Each dancer came on stage and stood motionless for the first moments absorbing the strums of the guitar, the clapping and the singing before suddenly launching themselves into the dance.  The singer (the cantaor) almost sounds as if he is in pain as he sings.  It was a truly memorable evening.

Afterwards we strolled back alongside the river to our hotel.  All the lights of the city seemed to be reflected in the water, it all looked magnificent.  There were crowds of people milling about but they seemed more like citizens of Seville rather than tourists. We felt very safe. This city is growing on me.

As we walked through the back streets of Triana we suddenly heard the unmistakable sound of clapping, stomping and caterwauling coming from a bar.  I peered through the door but Paul had had enough and dragged me back to the hotel.

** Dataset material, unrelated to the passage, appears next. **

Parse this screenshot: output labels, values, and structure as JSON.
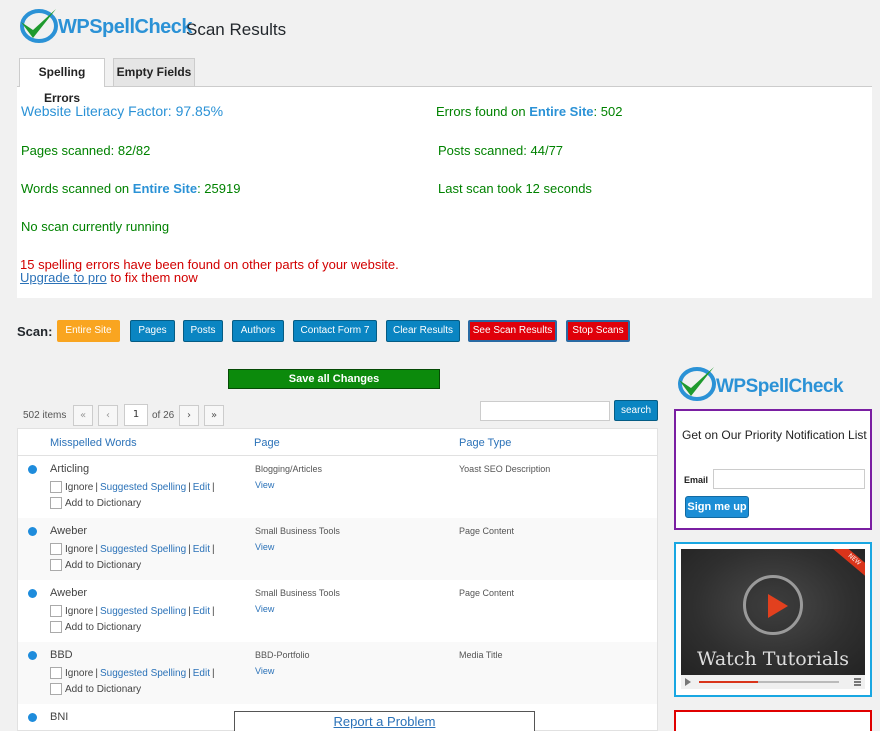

Bah!

walking back to the hotel, yes that's me dancing in the street

Tomorrow (Sunday) we say goodbye to Seville and head south to the small seaside town of Nerja.

Saturday, 18 March 2017


It’s siesta time and we are back in our hotel room after a morning’s wander around the city.  There is some magnificent architecture, we started off at the palatial buildings of the Plaza de Espana and then drifted through the old streets in the vicinity of Alcazar and the cathedral.  We spent a lot of time dodging tour groups, horse and carriages, Segways and bicycles.  Every street corner had the usual tourist shop where you could buy a plastic fan or a polyester flamenco dress.

we decided not to join the lengthy queue for access to the Alacazar

We eventually managed to find our way off the tourist track and enjoyed a leisurely lunch of vino tinto and tapas in a street cafe. 

Tonight we are going to see some flamenco which I am really looking forward to but I guess you have to spend more than a couple of days in this city to discover the real Seville.

Spanish hen party

some amazing architecture